● GIVEN RECORDS:
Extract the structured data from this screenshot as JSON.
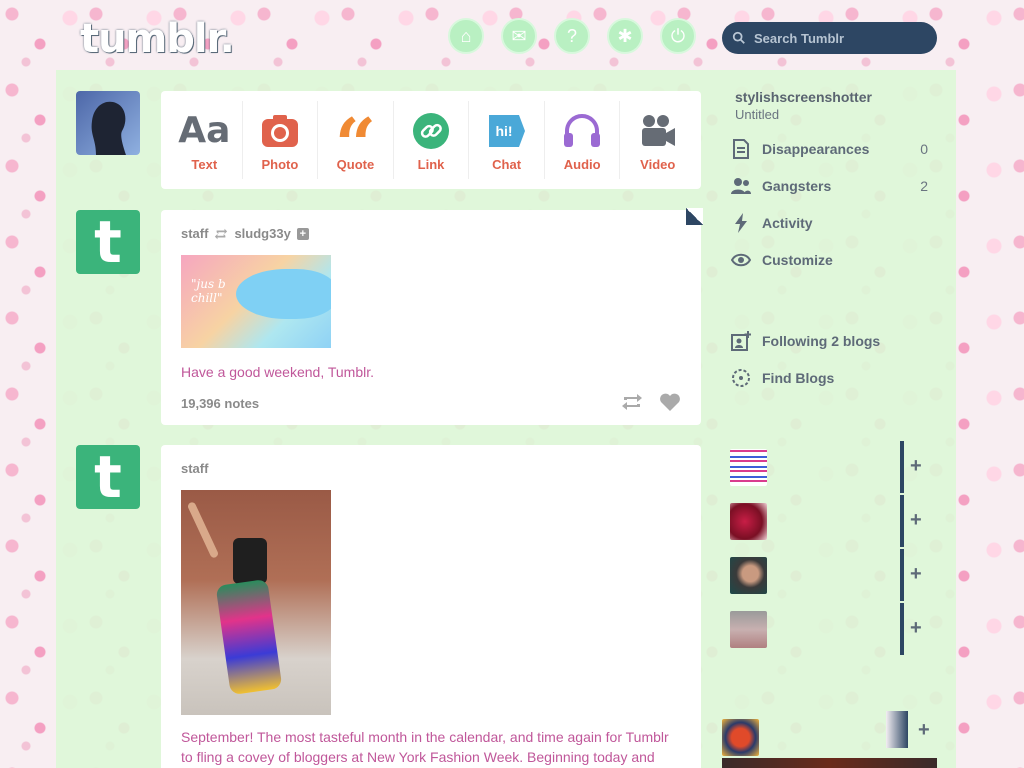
{
  "header": {
    "logo": "tumblr.",
    "nav": [
      {
        "name": "dashboard-home",
        "icon": "home-icon",
        "glyph": "⌂"
      },
      {
        "name": "messages",
        "icon": "envelope-icon",
        "glyph": "✉"
      },
      {
        "name": "explore",
        "icon": "compass-icon",
        "glyph": "?"
      },
      {
        "name": "account",
        "icon": "gear-icon",
        "glyph": "✱"
      },
      {
        "name": "power",
        "icon": "power-icon",
        "glyph": "⏻"
      }
    ],
    "search_placeholder": "Search Tumblr"
  },
  "post_types": [
    {
      "label": "Text",
      "color": "#666c75"
    },
    {
      "label": "Photo",
      "color": "#e0624c"
    },
    {
      "label": "Quote",
      "color": "#f08a34"
    },
    {
      "label": "Link",
      "color": "#3bb47b"
    },
    {
      "label": "Chat",
      "color": "#4aa8d8"
    },
    {
      "label": "Audio",
      "color": "#9b6ad3"
    },
    {
      "label": "Video",
      "color": "#666c75"
    }
  ],
  "posts": [
    {
      "author": "staff",
      "reblogged_from": "sludg33y",
      "image_text": "\"jus b chill\"",
      "caption": "Have a good weekend, Tumblr.",
      "notes": "19,396 notes"
    },
    {
      "author": "staff",
      "caption": "September! The most tasteful month in the calendar, and time again for Tumblr to fling a covey of bloggers at New York Fashion Week. Beginning today and"
    }
  ],
  "sidebar": {
    "username": "stylishscreenshotter",
    "subtitle": "Untitled",
    "items": [
      {
        "label": "Disappearances",
        "count": "0"
      },
      {
        "label": "Gangsters",
        "count": "2"
      },
      {
        "label": "Activity",
        "count": ""
      },
      {
        "label": "Customize",
        "count": ""
      }
    ],
    "following": "Following 2 blogs",
    "find_blogs": "Find Blogs"
  },
  "colors": {
    "accent_dark": "#2d4663",
    "link_pink": "#c0579a",
    "tumblr_green": "#3bb47b"
  }
}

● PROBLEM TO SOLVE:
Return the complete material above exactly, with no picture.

● FINAL ANSWER:
Extract the structured data from this screenshot as JSON.
{
  "header": {
    "logo": "tumblr.",
    "nav": [
      {
        "name": "dashboard-home",
        "icon": "home-icon",
        "glyph": "⌂"
      },
      {
        "name": "messages",
        "icon": "envelope-icon",
        "glyph": "✉"
      },
      {
        "name": "explore",
        "icon": "compass-icon",
        "glyph": "?"
      },
      {
        "name": "account",
        "icon": "gear-icon",
        "glyph": "✱"
      },
      {
        "name": "power",
        "icon": "power-icon",
        "glyph": "⏻"
      }
    ],
    "search_placeholder": "Search Tumblr"
  },
  "post_types": [
    {
      "label": "Text",
      "color": "#666c75"
    },
    {
      "label": "Photo",
      "color": "#e0624c"
    },
    {
      "label": "Quote",
      "color": "#f08a34"
    },
    {
      "label": "Link",
      "color": "#3bb47b"
    },
    {
      "label": "Chat",
      "color": "#4aa8d8"
    },
    {
      "label": "Audio",
      "color": "#9b6ad3"
    },
    {
      "label": "Video",
      "color": "#666c75"
    }
  ],
  "posts": [
    {
      "author": "staff",
      "reblogged_from": "sludg33y",
      "image_text": "\"jus b chill\"",
      "caption": "Have a good weekend, Tumblr.",
      "notes": "19,396 notes"
    },
    {
      "author": "staff",
      "caption": "September! The most tasteful month in the calendar, and time again for Tumblr to fling a covey of bloggers at New York Fashion Week. Beginning today and"
    }
  ],
  "sidebar": {
    "username": "stylishscreenshotter",
    "subtitle": "Untitled",
    "items": [
      {
        "label": "Disappearances",
        "count": "0"
      },
      {
        "label": "Gangsters",
        "count": "2"
      },
      {
        "label": "Activity",
        "count": ""
      },
      {
        "label": "Customize",
        "count": ""
      }
    ],
    "following": "Following 2 blogs",
    "find_blogs": "Find Blogs"
  },
  "colors": {
    "accent_dark": "#2d4663",
    "link_pink": "#c0579a",
    "tumblr_green": "#3bb47b"
  }
}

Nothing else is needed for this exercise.